WHAT NEEDS TO BE DONE:
Filter the records below and copy every line containing the word "screenshot".

DATA TO EXAMINE:
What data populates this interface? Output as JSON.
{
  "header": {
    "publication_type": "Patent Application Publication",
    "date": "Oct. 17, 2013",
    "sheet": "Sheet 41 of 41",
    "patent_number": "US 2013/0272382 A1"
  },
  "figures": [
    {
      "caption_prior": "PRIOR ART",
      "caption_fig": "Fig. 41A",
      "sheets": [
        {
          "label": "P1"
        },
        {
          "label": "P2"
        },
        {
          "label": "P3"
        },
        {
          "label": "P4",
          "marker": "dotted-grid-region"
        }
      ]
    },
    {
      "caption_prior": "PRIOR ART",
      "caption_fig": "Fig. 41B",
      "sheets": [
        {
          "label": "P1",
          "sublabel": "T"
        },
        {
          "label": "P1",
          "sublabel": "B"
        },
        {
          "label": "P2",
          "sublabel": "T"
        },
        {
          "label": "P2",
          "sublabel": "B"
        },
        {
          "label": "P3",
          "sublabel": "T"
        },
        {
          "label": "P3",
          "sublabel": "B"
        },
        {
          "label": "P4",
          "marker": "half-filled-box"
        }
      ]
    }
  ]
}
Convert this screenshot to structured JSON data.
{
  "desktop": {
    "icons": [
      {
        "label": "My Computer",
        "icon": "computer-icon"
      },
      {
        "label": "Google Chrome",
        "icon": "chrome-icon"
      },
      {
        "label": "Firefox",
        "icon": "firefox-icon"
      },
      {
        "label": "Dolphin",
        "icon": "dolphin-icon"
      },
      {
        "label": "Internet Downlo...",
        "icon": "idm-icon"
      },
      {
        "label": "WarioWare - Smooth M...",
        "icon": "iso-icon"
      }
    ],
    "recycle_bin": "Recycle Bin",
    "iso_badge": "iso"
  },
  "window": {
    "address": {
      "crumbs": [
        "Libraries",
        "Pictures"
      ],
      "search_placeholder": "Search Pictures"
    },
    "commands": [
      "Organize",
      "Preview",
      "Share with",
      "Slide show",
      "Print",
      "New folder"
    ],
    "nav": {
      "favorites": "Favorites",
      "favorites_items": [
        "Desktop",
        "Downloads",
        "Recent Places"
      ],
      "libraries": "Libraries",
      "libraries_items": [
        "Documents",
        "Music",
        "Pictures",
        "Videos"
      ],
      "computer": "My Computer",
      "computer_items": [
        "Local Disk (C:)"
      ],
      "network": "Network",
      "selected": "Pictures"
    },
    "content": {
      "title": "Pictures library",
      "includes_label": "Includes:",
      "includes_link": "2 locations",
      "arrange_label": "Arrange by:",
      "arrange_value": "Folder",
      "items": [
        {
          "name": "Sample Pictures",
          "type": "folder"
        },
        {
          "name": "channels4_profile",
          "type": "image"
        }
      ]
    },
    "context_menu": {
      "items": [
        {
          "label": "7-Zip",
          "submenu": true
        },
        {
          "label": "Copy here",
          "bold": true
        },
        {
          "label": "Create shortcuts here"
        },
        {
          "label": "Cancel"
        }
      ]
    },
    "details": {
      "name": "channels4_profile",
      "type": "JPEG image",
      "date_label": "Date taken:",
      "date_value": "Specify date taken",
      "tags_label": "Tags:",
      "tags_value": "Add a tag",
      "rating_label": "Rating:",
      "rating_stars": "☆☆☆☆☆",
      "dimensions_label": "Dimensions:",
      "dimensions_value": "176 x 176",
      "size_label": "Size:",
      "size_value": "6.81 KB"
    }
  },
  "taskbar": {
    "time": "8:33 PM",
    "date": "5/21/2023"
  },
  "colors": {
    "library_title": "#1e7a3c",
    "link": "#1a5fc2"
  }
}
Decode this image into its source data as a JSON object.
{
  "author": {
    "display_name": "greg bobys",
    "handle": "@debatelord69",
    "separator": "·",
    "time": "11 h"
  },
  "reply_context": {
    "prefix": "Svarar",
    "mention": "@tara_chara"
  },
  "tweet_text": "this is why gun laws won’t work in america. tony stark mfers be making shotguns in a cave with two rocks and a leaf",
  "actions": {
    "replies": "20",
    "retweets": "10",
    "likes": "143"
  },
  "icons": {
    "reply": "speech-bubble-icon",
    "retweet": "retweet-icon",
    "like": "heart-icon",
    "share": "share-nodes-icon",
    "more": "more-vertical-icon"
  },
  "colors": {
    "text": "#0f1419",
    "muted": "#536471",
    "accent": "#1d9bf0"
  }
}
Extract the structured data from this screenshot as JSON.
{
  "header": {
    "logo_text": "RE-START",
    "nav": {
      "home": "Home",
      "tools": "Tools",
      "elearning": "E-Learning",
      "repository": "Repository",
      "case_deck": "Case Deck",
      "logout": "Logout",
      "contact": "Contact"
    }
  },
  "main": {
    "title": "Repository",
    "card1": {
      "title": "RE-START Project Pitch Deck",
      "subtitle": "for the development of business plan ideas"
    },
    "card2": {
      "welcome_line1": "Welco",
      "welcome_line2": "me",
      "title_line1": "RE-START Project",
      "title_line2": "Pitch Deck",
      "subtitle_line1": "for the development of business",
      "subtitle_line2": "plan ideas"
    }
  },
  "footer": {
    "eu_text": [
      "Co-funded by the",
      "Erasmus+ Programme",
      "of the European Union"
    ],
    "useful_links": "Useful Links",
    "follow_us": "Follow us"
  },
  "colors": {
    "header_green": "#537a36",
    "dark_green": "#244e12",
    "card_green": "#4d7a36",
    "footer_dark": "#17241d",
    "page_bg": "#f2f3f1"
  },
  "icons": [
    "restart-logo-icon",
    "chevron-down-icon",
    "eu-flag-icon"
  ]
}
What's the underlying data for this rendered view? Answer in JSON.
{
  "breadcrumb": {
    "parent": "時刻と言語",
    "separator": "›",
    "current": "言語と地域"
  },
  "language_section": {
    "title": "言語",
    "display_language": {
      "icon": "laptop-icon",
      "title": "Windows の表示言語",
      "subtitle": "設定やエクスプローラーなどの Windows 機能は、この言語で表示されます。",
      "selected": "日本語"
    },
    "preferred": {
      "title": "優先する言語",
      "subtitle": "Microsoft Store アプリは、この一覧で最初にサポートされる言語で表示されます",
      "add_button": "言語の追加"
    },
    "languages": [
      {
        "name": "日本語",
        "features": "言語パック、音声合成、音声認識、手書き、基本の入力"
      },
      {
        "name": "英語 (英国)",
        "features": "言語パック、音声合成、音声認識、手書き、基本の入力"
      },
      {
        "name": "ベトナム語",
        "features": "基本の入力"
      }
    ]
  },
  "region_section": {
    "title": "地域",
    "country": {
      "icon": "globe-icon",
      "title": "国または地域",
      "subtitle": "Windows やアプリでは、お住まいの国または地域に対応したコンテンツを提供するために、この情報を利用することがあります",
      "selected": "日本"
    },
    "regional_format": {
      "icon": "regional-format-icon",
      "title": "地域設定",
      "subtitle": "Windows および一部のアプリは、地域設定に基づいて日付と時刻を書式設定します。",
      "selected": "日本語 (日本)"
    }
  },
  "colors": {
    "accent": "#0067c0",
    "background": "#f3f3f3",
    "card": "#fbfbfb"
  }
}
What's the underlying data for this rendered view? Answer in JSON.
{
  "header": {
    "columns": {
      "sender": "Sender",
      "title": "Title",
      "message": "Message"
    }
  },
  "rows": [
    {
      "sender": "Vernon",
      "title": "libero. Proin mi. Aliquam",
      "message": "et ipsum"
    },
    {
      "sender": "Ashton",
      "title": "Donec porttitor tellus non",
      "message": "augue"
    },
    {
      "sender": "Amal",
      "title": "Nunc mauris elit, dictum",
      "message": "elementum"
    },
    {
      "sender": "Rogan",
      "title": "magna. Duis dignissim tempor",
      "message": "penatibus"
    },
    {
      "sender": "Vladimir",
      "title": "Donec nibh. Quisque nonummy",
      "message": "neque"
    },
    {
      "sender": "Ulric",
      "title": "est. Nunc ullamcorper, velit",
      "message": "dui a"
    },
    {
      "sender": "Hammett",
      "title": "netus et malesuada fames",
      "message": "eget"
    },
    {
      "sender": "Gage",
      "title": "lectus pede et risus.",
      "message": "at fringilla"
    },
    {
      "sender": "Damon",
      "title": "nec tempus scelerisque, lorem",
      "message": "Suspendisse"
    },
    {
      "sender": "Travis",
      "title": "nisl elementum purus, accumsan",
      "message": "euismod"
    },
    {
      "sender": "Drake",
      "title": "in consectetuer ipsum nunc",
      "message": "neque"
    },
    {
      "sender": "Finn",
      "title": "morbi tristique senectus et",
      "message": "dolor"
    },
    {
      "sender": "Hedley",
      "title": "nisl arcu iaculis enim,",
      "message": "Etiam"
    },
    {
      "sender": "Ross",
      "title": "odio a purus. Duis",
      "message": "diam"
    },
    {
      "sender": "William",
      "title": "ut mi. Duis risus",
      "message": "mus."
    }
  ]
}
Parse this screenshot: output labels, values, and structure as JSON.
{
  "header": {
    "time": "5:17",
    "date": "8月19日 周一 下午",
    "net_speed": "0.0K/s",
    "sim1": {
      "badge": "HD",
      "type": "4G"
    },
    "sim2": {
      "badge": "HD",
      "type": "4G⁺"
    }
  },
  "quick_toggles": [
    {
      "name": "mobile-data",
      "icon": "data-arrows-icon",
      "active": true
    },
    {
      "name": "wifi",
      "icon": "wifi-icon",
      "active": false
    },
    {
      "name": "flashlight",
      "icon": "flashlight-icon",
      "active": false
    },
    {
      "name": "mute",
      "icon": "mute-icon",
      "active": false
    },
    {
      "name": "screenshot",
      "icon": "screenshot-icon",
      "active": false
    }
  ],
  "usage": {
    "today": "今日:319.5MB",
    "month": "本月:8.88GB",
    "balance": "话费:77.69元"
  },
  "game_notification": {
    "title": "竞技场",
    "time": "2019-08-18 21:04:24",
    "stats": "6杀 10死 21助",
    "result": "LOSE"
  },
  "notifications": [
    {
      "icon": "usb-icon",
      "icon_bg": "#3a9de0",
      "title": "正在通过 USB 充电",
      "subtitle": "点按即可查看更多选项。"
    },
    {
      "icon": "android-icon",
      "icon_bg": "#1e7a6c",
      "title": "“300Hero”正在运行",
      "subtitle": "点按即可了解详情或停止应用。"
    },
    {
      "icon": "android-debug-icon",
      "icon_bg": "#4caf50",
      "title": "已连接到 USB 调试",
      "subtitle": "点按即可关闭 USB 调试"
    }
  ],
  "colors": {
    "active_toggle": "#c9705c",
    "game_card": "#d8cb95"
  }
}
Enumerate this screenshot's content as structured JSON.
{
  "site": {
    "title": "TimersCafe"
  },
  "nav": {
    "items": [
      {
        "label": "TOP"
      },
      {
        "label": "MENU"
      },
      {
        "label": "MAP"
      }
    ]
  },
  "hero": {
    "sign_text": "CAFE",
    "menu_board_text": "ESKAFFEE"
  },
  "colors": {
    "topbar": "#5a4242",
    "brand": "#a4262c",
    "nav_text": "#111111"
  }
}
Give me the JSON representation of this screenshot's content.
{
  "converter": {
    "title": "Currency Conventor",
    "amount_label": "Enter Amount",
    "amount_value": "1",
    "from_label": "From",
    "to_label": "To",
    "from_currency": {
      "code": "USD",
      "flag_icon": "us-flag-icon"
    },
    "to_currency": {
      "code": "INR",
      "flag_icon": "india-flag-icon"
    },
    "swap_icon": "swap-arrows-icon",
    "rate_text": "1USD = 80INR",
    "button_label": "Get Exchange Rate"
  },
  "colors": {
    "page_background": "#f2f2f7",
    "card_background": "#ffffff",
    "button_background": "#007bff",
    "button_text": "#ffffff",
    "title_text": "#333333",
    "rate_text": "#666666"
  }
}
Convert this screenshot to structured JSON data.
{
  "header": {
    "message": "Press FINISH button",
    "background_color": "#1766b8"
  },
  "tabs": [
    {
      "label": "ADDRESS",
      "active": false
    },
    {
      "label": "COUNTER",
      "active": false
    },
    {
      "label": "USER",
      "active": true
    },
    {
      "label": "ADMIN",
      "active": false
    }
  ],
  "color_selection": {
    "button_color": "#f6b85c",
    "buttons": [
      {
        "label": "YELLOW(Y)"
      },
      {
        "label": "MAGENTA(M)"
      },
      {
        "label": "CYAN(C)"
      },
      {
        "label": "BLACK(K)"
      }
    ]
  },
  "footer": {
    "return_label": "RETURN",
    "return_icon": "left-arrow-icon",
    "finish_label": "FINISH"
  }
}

YOUR SOLUTION:
Convert this screenshot to structured JSON data.
Extract the structured data from this screenshot as JSON.
Parse this screenshot: output labels, values, and structure as JSON.
      "name": "screenshot",
      "icon": "screenshot-icon",
Enumerate this screenshot's content as structured JSON.
Give me the JSON representation of this screenshot's content.
Convert this screenshot to structured JSON data.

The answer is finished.